[Extracted records]
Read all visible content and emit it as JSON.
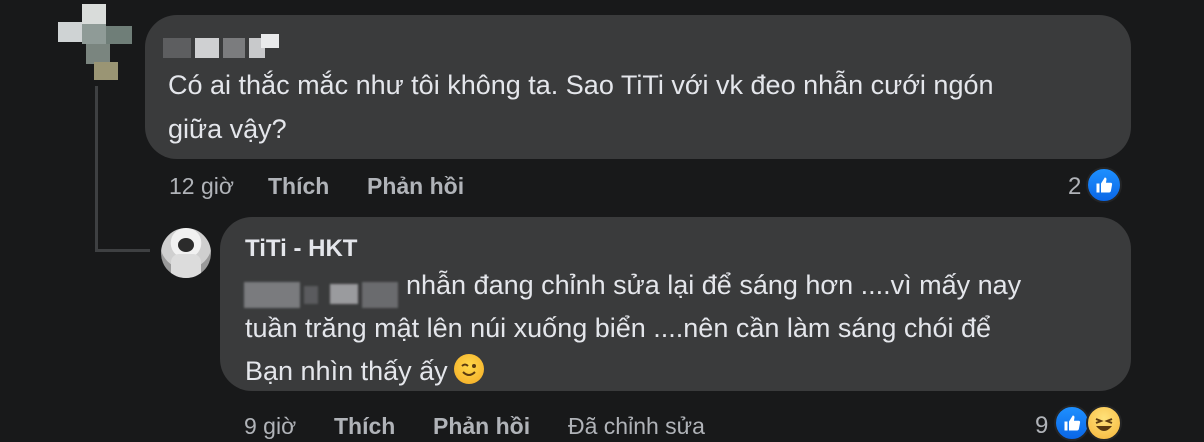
{
  "comment": {
    "text": "Có ai thắc mắc như tôi không ta. Sao TiTi với vk đeo nhẫn cưới ngón giữa vậy?",
    "line1": "Có ai thắc mắc như tôi không ta. Sao TiTi với vk đeo nhẫn cưới ngón",
    "line2": "giữa vậy?",
    "time": "12 giờ",
    "like_label": "Thích",
    "reply_label": "Phản hồi",
    "reaction_count": "2"
  },
  "reply": {
    "author": "TiTi - HKT",
    "line1": "nhẫn đang chỉnh sửa lại để sáng hơn ....vì mấy nay",
    "line2": "tuần trăng mật lên núi xuống biển ....nên cần làm sáng chói để",
    "line3": "Bạn nhìn thấy ấy",
    "time": "9 giờ",
    "like_label": "Thích",
    "reply_label": "Phản hồi",
    "edited_label": "Đã chỉnh sửa",
    "reaction_count": "9"
  },
  "colors": {
    "background": "#18191a",
    "bubble": "#3a3b3c",
    "text": "#e4e6eb",
    "meta": "#b0b3b8",
    "like_blue": "#1877f2"
  }
}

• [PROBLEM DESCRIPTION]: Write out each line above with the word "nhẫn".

• [SOLUTION]:
    "text": "Có ai thắc mắc như tôi không ta. Sao TiTi với vk đeo nhẫn cưới ngón giữa vậy?",
    "line1": "Có ai thắc mắc như tôi không ta. Sao TiTi với vk đeo nhẫn cưới ngón",
    "line1": "nhẫn đang chỉnh sửa lại để sáng hơn ....vì mấy nay",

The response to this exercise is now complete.